= Beginning of Section =
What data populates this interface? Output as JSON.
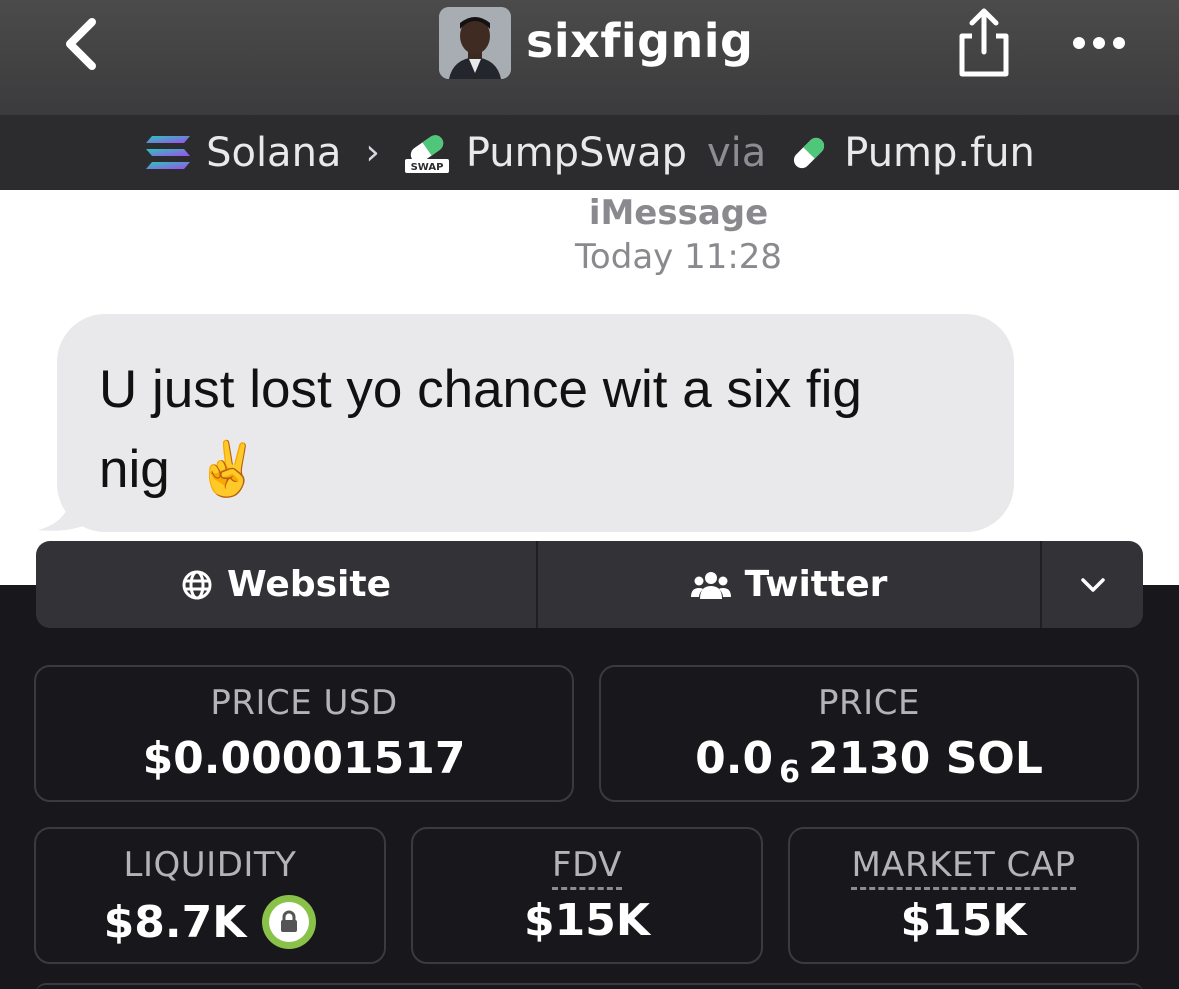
{
  "header": {
    "channel_name": "sixfignig",
    "icons": [
      "chevron-left-icon",
      "avatar",
      "share-icon",
      "more-icon"
    ]
  },
  "pair": {
    "chain": "Solana",
    "dex": "PumpSwap",
    "dex_badge": "SWAP",
    "via_label": "via",
    "launchpad": "Pump.fun"
  },
  "message": {
    "service": "iMessage",
    "time": "Today 11:28",
    "text_line1": "U just lost yo chance wit a six fig",
    "text_line2": "nig",
    "emoji": "✌️"
  },
  "links": {
    "website_label": "Website",
    "twitter_label": "Twitter"
  },
  "stats": {
    "price_usd": {
      "label": "PRICE USD",
      "value": "$0.00001517"
    },
    "price": {
      "label": "PRICE",
      "prefix": "0.0",
      "subscript": "6",
      "suffix": "2130 SOL"
    },
    "liquidity": {
      "label": "LIQUIDITY",
      "value": "$8.7K"
    },
    "fdv": {
      "label": "FDV",
      "value": "$15K"
    },
    "market_cap": {
      "label": "MARKET CAP",
      "value": "$15K"
    }
  },
  "colors": {
    "background": "#17171c",
    "card_border": "#3a3a40",
    "link_bar": "#323237",
    "lock_badge": "#8ac249",
    "bubble": "#e9e9eb"
  }
}
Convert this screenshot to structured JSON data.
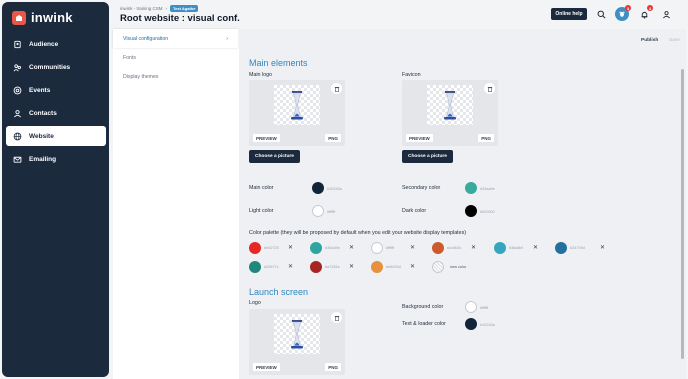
{
  "app": {
    "logo_text": "inwink"
  },
  "sidebar": {
    "items": [
      {
        "label": "Audience",
        "icon": "id-badge-icon"
      },
      {
        "label": "Communities",
        "icon": "communities-icon"
      },
      {
        "label": "Events",
        "icon": "target-icon"
      },
      {
        "label": "Contacts",
        "icon": "contacts-icon"
      },
      {
        "label": "Website",
        "icon": "globe-icon",
        "active": true
      },
      {
        "label": "Emailing",
        "icon": "mail-icon"
      }
    ]
  },
  "header": {
    "breadcrumb": "inwink - training CSM",
    "breadcrumb_sep": "›",
    "badge": "Test Agathe",
    "title": "Root website : visual conf.",
    "help_label": "Online help",
    "notif_counts": [
      "3",
      "3"
    ]
  },
  "subnav": {
    "items": [
      {
        "label": "Visual configuration",
        "chevron": "›",
        "active": true
      },
      {
        "label": "Fonts"
      },
      {
        "label": "Display themes"
      }
    ]
  },
  "toolbar": {
    "publish_label": "Publish",
    "save_label": "Save"
  },
  "main_elements": {
    "title": "Main elements",
    "main_logo_label": "Main logo",
    "favicon_label": "Favicon",
    "preview_tag": "PREVIEW",
    "png_tag": "PNG",
    "choose_label": "Choose a picture",
    "colors": {
      "main": {
        "label": "Main color",
        "hex": "#10243a",
        "value": "#10243a"
      },
      "secondary": {
        "label": "Secondary color",
        "hex": "#39aa9e",
        "value": "#39aa9e"
      },
      "light": {
        "label": "Light color",
        "hex": "#ffffff",
        "value": "#ffffff"
      },
      "dark": {
        "label": "Dark color",
        "hex": "#000000",
        "value": "#000000"
      }
    },
    "palette_label": "Color palette (they will be proposed by default when you edit your website display templates)",
    "palette": [
      {
        "hex": "#e52725",
        "value": "#e52725"
      },
      {
        "hex": "#30a49e",
        "value": "#30a49e"
      },
      {
        "hex": "#ffffff",
        "value": "#ffffff"
      },
      {
        "hex": "#cc5b2b",
        "value": "#cc5b2b"
      },
      {
        "hex": "#36a6bf",
        "value": "#36a6bf"
      },
      {
        "hex": "#24709d",
        "value": "#24709d"
      },
      {
        "hex": "#20877c",
        "value": "#20877c"
      },
      {
        "hex": "#a7251e",
        "value": "#a7251e"
      },
      {
        "hex": "#e6923d",
        "value": "#e6923d"
      }
    ],
    "new_color_label": "new color"
  },
  "launch_screen": {
    "title": "Launch screen",
    "logo_label": "Logo",
    "background": {
      "label": "Background color",
      "hex": "#ffffff",
      "value": "#ffffff"
    },
    "loader": {
      "label": "Text & loader color",
      "hex": "#10243a",
      "value": "#10243a"
    }
  }
}
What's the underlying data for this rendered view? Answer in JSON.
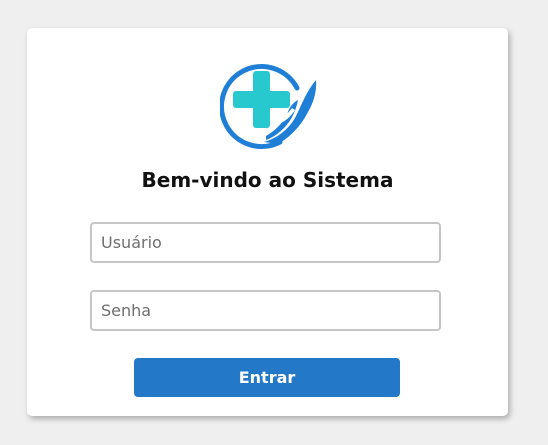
{
  "login": {
    "title": "Bem-vindo ao Sistema",
    "username_placeholder": "Usuário",
    "username_value": "",
    "password_placeholder": "Senha",
    "password_value": "",
    "submit_label": "Entrar"
  },
  "logo": {
    "icon": "medical-cross-hand-icon",
    "colors": {
      "ring": "#1f7fd6",
      "cross": "#27c9cf",
      "hand": "#1f7fd6"
    }
  },
  "colors": {
    "page_background": "#efefef",
    "card_background": "#ffffff",
    "button": "#2378c8",
    "button_text": "#ffffff",
    "input_border": "#c6c6c6"
  }
}
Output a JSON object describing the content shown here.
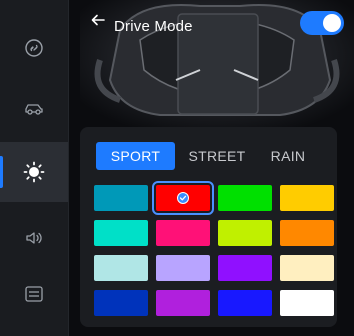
{
  "header": {
    "title": "Drive Mode",
    "toggle_on": true
  },
  "sidebar": {
    "items": [
      {
        "icon": "link-icon",
        "active": false
      },
      {
        "icon": "car-icon",
        "active": false
      },
      {
        "icon": "sun-icon",
        "active": true
      },
      {
        "icon": "speaker-icon",
        "active": false
      },
      {
        "icon": "settings-panel-icon",
        "active": false
      }
    ]
  },
  "mode_tabs": [
    {
      "label": "SPORT",
      "selected": true
    },
    {
      "label": "STREET",
      "selected": false
    },
    {
      "label": "RAIN",
      "selected": false
    }
  ],
  "colors": {
    "accent": "#1e7bff",
    "swatches": [
      [
        "#0099b8",
        "#ff0000",
        "#00e000",
        "#ffcc00"
      ],
      [
        "#00e0c8",
        "#ff1177",
        "#c0f000",
        "#ff8800"
      ],
      [
        "#b0e6e6",
        "#b8a4ff",
        "#9010ff",
        "#ffefc0"
      ],
      [
        "#0033bb",
        "#b020dd",
        "#1818ff",
        "#ffffff"
      ]
    ],
    "selected_swatch": "row0-col1"
  }
}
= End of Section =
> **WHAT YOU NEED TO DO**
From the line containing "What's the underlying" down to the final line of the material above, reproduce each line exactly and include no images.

> **RESPONSE TO THIS TASK**
What's the underlying data for this rendered view? Answer in JSON.
{
  "login": {
    "title": "Bem-vindo ao Sistema",
    "username_placeholder": "Usuário",
    "username_value": "",
    "password_placeholder": "Senha",
    "password_value": "",
    "submit_label": "Entrar"
  },
  "logo": {
    "icon": "medical-cross-hand-icon",
    "colors": {
      "ring": "#1f7fd6",
      "cross": "#27c9cf",
      "hand": "#1f7fd6"
    }
  },
  "colors": {
    "page_background": "#efefef",
    "card_background": "#ffffff",
    "button": "#2378c8",
    "button_text": "#ffffff",
    "input_border": "#c6c6c6"
  }
}
Output a JSON object describing the content shown here.
{
  "header": {
    "title": "Drive Mode",
    "toggle_on": true
  },
  "sidebar": {
    "items": [
      {
        "icon": "link-icon",
        "active": false
      },
      {
        "icon": "car-icon",
        "active": false
      },
      {
        "icon": "sun-icon",
        "active": true
      },
      {
        "icon": "speaker-icon",
        "active": false
      },
      {
        "icon": "settings-panel-icon",
        "active": false
      }
    ]
  },
  "mode_tabs": [
    {
      "label": "SPORT",
      "selected": true
    },
    {
      "label": "STREET",
      "selected": false
    },
    {
      "label": "RAIN",
      "selected": false
    }
  ],
  "colors": {
    "accent": "#1e7bff",
    "swatches": [
      [
        "#0099b8",
        "#ff0000",
        "#00e000",
        "#ffcc00"
      ],
      [
        "#00e0c8",
        "#ff1177",
        "#c0f000",
        "#ff8800"
      ],
      [
        "#b0e6e6",
        "#b8a4ff",
        "#9010ff",
        "#ffefc0"
      ],
      [
        "#0033bb",
        "#b020dd",
        "#1818ff",
        "#ffffff"
      ]
    ],
    "selected_swatch": "row0-col1"
  }
}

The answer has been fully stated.